═════ INFORMATION ═════

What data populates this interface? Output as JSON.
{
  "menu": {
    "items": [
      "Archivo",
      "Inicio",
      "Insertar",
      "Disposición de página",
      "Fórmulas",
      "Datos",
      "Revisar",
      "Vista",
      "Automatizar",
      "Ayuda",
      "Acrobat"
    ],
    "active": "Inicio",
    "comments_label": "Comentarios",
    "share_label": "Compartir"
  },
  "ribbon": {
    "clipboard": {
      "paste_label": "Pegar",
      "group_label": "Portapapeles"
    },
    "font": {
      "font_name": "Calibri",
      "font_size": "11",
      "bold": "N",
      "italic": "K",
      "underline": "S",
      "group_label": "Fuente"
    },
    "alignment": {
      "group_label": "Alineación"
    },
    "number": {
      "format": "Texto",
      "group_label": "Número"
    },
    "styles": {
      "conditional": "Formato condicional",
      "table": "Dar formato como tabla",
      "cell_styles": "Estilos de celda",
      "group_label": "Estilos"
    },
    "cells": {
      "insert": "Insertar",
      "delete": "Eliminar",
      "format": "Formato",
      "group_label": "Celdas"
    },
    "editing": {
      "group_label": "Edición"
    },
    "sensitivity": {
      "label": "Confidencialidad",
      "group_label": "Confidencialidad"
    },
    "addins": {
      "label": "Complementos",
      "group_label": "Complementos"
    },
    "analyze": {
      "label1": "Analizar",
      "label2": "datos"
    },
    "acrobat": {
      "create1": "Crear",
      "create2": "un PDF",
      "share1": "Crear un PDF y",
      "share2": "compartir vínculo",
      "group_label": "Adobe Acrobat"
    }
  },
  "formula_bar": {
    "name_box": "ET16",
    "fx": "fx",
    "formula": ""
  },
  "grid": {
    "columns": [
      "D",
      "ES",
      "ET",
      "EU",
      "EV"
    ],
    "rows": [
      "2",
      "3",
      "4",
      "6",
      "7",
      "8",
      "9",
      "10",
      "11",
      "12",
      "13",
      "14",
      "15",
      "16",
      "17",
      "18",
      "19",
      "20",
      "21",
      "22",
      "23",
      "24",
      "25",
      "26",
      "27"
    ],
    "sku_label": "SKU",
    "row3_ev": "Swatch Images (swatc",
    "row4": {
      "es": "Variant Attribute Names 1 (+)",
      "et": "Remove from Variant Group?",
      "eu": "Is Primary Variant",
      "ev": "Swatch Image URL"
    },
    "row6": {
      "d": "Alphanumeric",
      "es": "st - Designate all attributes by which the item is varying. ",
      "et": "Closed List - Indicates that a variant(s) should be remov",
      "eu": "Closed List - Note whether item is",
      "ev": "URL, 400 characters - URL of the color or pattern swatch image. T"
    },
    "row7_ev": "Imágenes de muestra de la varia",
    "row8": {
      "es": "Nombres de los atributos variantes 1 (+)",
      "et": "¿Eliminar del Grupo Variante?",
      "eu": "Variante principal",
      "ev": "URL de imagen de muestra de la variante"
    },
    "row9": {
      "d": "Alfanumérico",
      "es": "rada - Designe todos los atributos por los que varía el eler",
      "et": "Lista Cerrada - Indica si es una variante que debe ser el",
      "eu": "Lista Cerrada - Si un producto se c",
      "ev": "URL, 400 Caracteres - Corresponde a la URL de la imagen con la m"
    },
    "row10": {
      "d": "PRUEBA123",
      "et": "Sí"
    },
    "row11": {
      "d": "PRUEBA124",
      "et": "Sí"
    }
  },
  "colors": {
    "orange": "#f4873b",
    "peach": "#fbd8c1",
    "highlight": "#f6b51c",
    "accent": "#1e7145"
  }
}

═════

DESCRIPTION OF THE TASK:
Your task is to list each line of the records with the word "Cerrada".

EXERCISE OUTPUT:
      "et": "Lista Cerrada - Indica si es una variante que debe ser el",
      "eu": "Lista Cerrada - Si un producto se c",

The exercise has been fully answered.